Hospices still uncommon in Germany

Zivildienst Altenpflege

Many elderly Germans still spend their last days in regular hospitals.

Few Germans experience the death of a loved one like this. That's why the global hospice movement is trying to encourage such a humane way of dealing with death.

In 1967, the first hospice for the dying was founded in the United Kingdom. There, as well as in the U.S., the hospice movement already has a much stronger base than in Germany, where 200 in-patient hospices exist so far. Volunteers in about 1,000 groups nationwide are also helping relatives of the terminally ill to care for their loved ones in an out-patient setting.

Looking after a dying person at home is a monumental task, said Patricia Bielstein, who has been working with the hospice movement for the past 15 years. Caretakers have to be on call 24 hours a day, hold back with their own needs and deal with the experience of death.

"Our goal is to prevent the dying from getting pushed off to a hospital," Bielstein said. "That's why we try to support relatives and enable them to take time off to go to the doctor or the hairdresser or just relax for a while."
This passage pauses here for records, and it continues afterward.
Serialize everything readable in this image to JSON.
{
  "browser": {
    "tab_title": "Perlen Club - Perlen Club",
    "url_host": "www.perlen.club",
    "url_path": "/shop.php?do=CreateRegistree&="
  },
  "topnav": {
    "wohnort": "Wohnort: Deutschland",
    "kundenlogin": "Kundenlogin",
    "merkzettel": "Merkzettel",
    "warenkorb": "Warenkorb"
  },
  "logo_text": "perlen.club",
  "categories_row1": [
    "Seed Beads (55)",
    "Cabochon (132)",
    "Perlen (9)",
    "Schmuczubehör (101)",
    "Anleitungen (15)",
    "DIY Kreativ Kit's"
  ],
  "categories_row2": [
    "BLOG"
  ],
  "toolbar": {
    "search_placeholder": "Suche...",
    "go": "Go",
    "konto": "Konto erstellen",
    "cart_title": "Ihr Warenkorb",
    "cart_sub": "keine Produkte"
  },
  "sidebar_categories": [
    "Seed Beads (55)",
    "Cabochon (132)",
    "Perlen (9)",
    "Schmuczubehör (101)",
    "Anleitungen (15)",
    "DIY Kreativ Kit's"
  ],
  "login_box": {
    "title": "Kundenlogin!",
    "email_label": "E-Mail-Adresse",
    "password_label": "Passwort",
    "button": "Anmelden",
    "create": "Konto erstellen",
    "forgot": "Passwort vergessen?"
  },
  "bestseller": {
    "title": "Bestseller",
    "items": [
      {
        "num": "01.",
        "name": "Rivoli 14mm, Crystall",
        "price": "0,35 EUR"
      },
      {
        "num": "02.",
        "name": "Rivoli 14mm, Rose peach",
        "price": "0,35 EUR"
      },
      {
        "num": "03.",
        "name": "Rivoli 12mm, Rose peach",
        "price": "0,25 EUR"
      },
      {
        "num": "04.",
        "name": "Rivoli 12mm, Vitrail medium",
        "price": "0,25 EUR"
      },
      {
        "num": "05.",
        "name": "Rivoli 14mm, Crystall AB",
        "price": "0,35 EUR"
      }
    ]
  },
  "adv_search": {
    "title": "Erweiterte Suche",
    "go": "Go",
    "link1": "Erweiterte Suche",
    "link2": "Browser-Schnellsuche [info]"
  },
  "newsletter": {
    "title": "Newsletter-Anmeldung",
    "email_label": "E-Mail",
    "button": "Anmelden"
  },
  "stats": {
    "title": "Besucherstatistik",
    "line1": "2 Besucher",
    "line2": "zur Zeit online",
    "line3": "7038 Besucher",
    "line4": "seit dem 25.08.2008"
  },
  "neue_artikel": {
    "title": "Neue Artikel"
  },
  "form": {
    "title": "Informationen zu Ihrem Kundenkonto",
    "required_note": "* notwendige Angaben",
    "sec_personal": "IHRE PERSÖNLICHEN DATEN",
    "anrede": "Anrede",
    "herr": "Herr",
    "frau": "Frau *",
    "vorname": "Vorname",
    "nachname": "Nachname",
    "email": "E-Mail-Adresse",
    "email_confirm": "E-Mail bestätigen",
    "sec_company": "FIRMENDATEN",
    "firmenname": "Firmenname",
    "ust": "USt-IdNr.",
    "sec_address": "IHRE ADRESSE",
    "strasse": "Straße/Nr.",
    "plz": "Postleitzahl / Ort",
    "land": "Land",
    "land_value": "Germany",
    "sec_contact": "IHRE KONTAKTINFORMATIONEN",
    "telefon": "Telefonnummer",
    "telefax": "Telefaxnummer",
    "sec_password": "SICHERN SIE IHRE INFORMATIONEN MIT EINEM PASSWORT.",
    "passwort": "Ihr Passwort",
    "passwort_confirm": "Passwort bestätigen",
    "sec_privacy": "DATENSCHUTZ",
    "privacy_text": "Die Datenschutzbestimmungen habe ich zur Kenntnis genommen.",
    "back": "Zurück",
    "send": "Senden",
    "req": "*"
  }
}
Companions in death

Hannelore Zimmermann decided to become such a helper. A couple of years ago, the 68-year-old signed up with the hospice movement to get trained as a "companion in death." She didn't realize that her husband would be the first person to need her.

When Zimmermann's husband was diagnosed with cancer three years ago, she knew that she wanted to take care of him at home. In the beginning the couple hoped that he would recover, but at some point the doctor told them there was nothing else she could do.

Seeing little angels

"When the time came, he was still joking and said, 'I'm seeing little angels already,' because that's exactly what he felt," Zimmermann said. "Friday night –I was lying next to him – he said, 'We'll say good-bye now, I'll die tonight.' He didn't, but he fell into a coma and for me he was gone after that. His soul was gone, only his body was still here. And then he died on Monday."

Frisches Grab auf einem Friedhof

Hospices help relatives to move on once their loved ones have died.

Facing death was painful and sad. But Hannelore Zimmermann didn't regret that she took care of her husband at home. On the contrary, she still lives on the experience.

"It's such a poignant event in your life and we consciously savored this dying and this illness," Zimmermann said. "We experienced it and suffered through it and that's why it's now a part of my life and has helped me to move on."